“Destruction comes at a price to wildlife and their habitat. Lots of animals were eliminated from the landscape, and no one was paying attention to the consequences.”
In 1896, the Mechanical Age arrived in Ohio, and by 1935 the white tailed deer, turkey and osprey had disappeared. It was also the first time hunting, fishing, and trapping license were required by the state.”
Martha, the last passenger pigeon died in 1914 at the Cincinnati Zoo, and the Migratory Bird Act was passed in 1917 to protect the bird population from slaughter for the millinery industry.
“Feathered hats were so popular that birds were being killed just for their tail feathers, their carcass left to rot, along with their eggs and young ones.”
As the predators disappeared, the area was overrun with small fur bearing creatures such as rabbits. Coyotes moved in to feed on the abundant game with no predators to stop their migration.
According to Caldwell, the reaction to Rachael Carson’s book Silent Spring, published in 1962, began the modern environmental movement.
Ohio Department of Natural Resources, established in 1949, created the Division of Wildlife Management in 1968 to “manage the wildlife still left in Ohio and to bring back what was lost.”
Reports in 2012 showed that much progress has been made in that endeavor, but that there is still much to be done.
Caldwell presented several initiatives that everyone could be part of, such as providing proper habitats for blue birds and pollinators.
“The Ohio Pollinator Initiative is one way you can help,” she said. “There is an Ohio Blue Bird Society, seed collections, and programs for landowners who want to participate in developing habitats. There is a Monarch Watch and The Ohio State University Bee Watch, many programs to get involved with.”
For more information on programs, contact Teresa Caldwell at firstname.lastname@example.org or call her at 740-797-9686, Ext. 6282.

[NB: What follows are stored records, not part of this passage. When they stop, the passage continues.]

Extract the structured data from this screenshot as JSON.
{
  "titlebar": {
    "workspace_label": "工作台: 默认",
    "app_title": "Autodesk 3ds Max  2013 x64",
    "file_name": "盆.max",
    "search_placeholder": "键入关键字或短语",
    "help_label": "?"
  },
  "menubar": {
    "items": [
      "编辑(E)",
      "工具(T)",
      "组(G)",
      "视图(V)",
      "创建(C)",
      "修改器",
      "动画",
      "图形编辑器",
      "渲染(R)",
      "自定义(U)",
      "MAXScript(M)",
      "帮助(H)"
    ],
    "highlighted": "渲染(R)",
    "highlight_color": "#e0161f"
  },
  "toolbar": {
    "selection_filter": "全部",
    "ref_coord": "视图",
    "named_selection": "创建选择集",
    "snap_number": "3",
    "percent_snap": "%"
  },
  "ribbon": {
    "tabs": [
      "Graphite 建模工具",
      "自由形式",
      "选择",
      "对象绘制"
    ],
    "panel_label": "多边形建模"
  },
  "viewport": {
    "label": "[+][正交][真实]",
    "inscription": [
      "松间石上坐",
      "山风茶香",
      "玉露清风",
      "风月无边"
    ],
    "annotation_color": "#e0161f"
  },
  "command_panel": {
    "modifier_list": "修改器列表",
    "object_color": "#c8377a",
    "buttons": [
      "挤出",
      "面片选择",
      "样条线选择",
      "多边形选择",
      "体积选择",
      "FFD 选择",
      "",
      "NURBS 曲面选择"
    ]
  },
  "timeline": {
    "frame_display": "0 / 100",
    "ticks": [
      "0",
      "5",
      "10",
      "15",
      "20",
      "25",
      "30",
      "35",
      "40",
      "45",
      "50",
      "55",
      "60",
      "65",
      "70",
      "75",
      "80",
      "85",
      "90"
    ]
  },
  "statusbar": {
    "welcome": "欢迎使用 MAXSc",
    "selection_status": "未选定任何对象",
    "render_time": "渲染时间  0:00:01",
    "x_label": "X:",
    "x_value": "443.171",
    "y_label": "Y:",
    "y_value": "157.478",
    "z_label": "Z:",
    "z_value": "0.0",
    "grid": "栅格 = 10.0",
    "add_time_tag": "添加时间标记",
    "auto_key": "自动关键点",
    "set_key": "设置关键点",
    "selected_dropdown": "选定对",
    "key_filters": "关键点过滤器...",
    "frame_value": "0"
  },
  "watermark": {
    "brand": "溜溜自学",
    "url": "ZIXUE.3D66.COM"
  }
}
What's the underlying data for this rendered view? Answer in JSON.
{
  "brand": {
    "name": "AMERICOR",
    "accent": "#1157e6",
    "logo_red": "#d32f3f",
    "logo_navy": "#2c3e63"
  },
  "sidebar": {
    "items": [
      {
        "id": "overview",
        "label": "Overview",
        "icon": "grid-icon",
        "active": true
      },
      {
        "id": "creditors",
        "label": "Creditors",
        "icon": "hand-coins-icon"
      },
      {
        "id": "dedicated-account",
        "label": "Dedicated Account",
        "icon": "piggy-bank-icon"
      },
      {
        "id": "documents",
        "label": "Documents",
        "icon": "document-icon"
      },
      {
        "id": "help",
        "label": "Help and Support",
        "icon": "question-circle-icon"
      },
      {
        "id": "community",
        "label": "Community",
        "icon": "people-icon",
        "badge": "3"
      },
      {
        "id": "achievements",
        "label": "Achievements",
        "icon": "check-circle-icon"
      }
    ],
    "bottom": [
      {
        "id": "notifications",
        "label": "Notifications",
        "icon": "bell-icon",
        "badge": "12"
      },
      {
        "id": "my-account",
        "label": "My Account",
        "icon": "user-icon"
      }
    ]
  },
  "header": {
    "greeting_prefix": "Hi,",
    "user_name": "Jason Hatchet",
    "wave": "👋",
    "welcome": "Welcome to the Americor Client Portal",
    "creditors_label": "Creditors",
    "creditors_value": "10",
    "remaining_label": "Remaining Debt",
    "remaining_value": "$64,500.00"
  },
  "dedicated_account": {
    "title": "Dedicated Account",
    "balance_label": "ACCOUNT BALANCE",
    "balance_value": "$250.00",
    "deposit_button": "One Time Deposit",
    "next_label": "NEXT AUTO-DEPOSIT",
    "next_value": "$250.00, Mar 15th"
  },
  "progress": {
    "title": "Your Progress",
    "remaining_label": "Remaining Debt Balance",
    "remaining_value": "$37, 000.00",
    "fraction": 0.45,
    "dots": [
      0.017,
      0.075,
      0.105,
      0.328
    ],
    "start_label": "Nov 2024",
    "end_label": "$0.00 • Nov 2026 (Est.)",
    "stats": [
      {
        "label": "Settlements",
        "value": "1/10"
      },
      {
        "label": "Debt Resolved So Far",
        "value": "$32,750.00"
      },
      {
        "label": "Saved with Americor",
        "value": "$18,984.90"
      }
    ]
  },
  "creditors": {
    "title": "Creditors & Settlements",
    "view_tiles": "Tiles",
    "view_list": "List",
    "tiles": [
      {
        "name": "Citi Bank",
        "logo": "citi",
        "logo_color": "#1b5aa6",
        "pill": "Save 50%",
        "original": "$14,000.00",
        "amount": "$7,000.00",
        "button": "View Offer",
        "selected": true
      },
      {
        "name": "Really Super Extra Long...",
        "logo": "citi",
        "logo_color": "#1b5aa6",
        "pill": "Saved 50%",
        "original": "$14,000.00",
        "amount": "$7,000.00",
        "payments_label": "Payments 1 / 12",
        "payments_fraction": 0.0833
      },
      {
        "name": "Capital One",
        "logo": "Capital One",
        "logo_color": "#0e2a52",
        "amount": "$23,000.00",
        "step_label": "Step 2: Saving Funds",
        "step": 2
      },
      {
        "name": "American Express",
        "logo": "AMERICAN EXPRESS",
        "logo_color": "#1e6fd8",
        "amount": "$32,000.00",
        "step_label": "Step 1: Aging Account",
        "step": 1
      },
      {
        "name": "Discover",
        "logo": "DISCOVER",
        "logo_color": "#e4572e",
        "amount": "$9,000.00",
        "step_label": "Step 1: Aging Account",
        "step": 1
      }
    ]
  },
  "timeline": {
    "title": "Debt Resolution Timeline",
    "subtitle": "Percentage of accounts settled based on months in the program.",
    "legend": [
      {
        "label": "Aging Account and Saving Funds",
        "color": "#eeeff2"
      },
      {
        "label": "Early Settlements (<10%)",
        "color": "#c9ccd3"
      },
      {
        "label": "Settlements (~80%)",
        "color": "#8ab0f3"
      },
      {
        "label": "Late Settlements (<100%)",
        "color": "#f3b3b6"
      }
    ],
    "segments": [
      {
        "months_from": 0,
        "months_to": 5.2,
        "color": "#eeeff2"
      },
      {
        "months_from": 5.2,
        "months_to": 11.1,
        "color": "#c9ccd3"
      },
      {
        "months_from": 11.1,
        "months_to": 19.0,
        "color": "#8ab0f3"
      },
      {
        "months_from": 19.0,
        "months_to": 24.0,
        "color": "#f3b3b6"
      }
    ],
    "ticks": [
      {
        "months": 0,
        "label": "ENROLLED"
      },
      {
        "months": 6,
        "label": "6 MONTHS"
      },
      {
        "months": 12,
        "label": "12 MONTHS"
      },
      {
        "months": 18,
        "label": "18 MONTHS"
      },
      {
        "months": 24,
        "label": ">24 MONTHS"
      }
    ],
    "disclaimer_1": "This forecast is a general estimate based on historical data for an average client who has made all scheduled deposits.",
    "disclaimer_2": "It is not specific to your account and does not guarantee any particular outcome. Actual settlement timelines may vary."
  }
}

You can also visit the Ohio Department of Natural Resources, and contact your county extension agent for programs and resources in your area.
Lorna Hart is a freelance writer for The Daily Sentinel.